prentice

[pren-tis]
See more synonyms for prentice on Thesaurus.com

Origin of prentice

1250–1300; Middle English; aphetic form of apprentice
Related formsun·der·pren·tice, noun

Prentice

[pren-tis]
noun
  1. a male given name.
Dictionary.com Unabridged Based on the Random House Unabridged Dictionary, © Random House, Inc. 2018


Examples from the Web for prentice

Contemporary Examples of prentice

Historical Examples of prentice

  • Lucas spoke to him in Flemish to explain his own return with the English prentice.

    The Armourer's Prentices

    Charlotte M. Yonge

  • At these dread words the 'prentice bowed once more, and so withdrew as he had come.

    Barnaby Rudge

    Charles Dickens

  • Gabriel folded his arms, which were now at liberty, and eyed his old 'prentice in silence.

    Barnaby Rudge

    Charles Dickens

  • I am, for I never expected to rise to this w'en I was a milliner's 'prentice in London.'

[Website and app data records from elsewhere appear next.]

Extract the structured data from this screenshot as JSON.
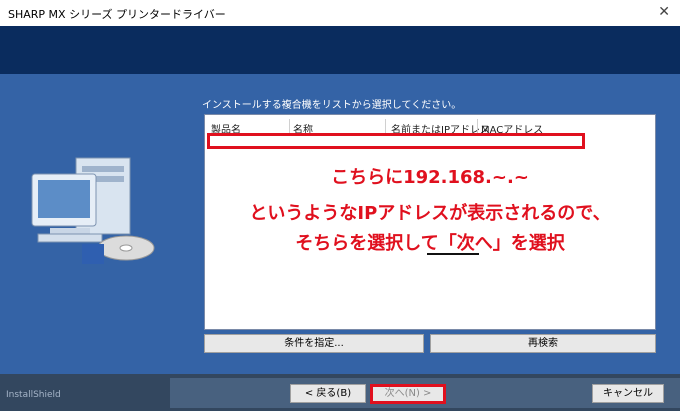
{
  "window": {
    "title": "SHARP MX シリーズ プリンタードライバー"
  },
  "instruction": "インストールする複合機をリストから選択してください。",
  "list": {
    "columns": [
      "製品名",
      "名称",
      "名前またはIPアドレス",
      "MACアドレス"
    ]
  },
  "annotation": {
    "line1": "こちらに192.168.~.~",
    "line2": "というようなIPアドレスが表示されるので、",
    "line3": "そちらを選択して「次へ」を選択"
  },
  "buttons": {
    "conditions": "条件を指定...",
    "research": "再検索",
    "back": "< 戻る(B)",
    "next": "次へ(N) >",
    "cancel": "キャンセル"
  },
  "footer": {
    "brand": "InstallShield"
  },
  "colors": {
    "accent_red": "#e0101e",
    "main_blue": "#3463a6",
    "header_navy": "#0a2c5e"
  }
}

  • Miss Prentice, the principal, never seemed to be interested in Nancy.

    A Little Miss Nobody

    Amy Bell Marlowe


British Dictionary definitions for prentice

prentice

noun
  1. an archaic word for apprentice
Collins English Dictionary - Complete & Unabridged 2012 Digital Edition © William Collins Sons & Co. Ltd. 1979, 1986 © HarperCollins Publishers 1998, 2000, 2003, 2005, 2006, 2007, 2009, 2012

Word Origin and History for prentice
n.

c.1300, shortened form of apprentice (n.). As a verb from 1590s.

Online Etymology Dictionary, © 2010 Douglas Harper